**Directions:**
Return all lines below containing the word "пенсії".

**Exercise materials:**
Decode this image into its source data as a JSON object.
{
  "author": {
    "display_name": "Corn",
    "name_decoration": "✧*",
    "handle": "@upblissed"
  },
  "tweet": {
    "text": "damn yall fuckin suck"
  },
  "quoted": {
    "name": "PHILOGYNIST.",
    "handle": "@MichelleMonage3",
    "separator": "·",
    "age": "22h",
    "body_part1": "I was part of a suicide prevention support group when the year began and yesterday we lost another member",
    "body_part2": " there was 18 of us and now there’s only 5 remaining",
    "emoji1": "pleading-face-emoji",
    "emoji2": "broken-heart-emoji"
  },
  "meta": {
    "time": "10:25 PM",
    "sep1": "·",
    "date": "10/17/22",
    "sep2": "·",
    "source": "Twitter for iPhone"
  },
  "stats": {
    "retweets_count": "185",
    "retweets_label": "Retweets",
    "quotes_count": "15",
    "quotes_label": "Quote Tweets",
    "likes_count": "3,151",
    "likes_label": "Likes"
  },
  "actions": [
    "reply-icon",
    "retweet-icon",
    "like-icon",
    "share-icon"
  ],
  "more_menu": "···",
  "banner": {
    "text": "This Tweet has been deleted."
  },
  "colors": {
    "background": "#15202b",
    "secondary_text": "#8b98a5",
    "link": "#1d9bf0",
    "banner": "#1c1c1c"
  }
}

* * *

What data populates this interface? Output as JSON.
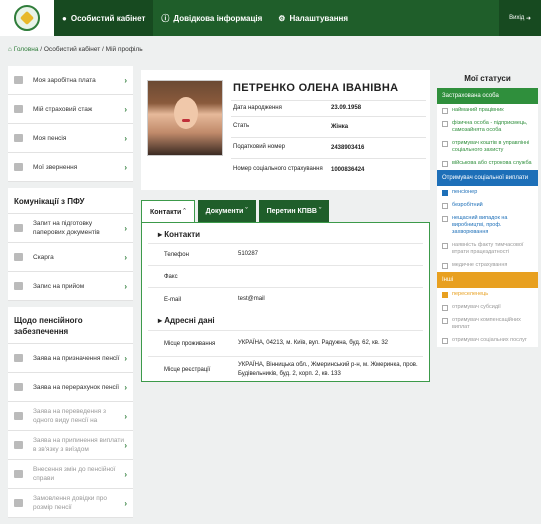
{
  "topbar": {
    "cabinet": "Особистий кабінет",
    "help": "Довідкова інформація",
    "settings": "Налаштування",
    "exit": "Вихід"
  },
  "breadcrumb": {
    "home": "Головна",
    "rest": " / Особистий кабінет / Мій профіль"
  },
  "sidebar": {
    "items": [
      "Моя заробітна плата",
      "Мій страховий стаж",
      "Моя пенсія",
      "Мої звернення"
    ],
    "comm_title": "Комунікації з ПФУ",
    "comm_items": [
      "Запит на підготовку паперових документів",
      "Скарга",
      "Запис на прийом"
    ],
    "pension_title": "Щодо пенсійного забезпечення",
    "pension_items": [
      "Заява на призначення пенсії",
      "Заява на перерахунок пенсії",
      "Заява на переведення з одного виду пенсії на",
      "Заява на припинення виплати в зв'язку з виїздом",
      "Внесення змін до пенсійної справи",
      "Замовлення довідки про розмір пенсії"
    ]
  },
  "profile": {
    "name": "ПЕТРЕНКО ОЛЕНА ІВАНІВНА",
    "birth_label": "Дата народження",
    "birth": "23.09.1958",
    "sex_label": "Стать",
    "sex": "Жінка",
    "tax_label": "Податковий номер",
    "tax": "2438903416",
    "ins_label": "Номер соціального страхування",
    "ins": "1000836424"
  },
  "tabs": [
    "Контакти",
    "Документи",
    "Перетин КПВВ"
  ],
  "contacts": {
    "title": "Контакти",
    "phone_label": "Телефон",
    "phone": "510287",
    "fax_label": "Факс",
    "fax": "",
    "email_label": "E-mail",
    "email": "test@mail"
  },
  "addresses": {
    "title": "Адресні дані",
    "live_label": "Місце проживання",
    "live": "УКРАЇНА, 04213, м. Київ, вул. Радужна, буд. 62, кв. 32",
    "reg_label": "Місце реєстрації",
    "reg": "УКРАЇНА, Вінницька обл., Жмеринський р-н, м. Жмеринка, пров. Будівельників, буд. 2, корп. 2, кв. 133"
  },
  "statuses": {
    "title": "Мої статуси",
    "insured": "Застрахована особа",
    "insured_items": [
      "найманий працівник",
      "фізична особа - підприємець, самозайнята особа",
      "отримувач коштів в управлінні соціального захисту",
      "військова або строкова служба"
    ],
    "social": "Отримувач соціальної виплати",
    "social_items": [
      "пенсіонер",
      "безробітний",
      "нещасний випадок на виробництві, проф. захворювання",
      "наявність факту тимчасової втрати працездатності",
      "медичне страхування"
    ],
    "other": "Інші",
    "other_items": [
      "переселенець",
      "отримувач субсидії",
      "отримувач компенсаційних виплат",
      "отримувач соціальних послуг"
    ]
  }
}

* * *

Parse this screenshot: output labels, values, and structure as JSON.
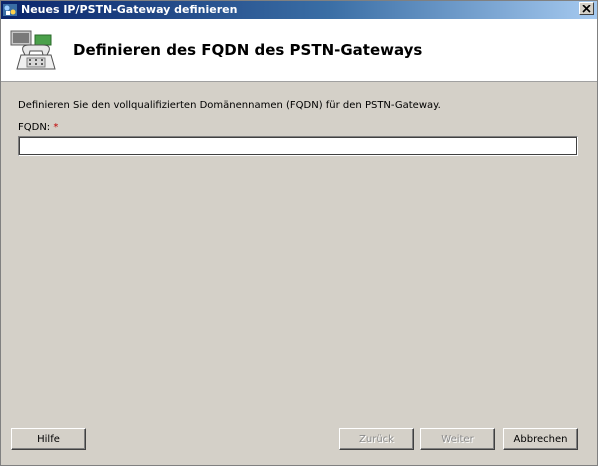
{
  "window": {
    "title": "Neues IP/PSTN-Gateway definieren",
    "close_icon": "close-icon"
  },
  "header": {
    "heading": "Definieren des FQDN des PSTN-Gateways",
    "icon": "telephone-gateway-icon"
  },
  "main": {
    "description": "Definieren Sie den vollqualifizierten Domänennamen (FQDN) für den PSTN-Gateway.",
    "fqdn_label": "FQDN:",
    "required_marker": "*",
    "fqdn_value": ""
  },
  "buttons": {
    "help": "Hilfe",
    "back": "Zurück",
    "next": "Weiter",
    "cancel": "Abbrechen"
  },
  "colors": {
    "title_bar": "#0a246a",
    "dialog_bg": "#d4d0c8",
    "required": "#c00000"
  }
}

**Finished task:**
      "Заява на призначення пенсії",
      "Заява на перерахунок пенсії",
      "Заява на переведення з одного виду пенсії на",
      "Замовлення довідки про розмір пенсії"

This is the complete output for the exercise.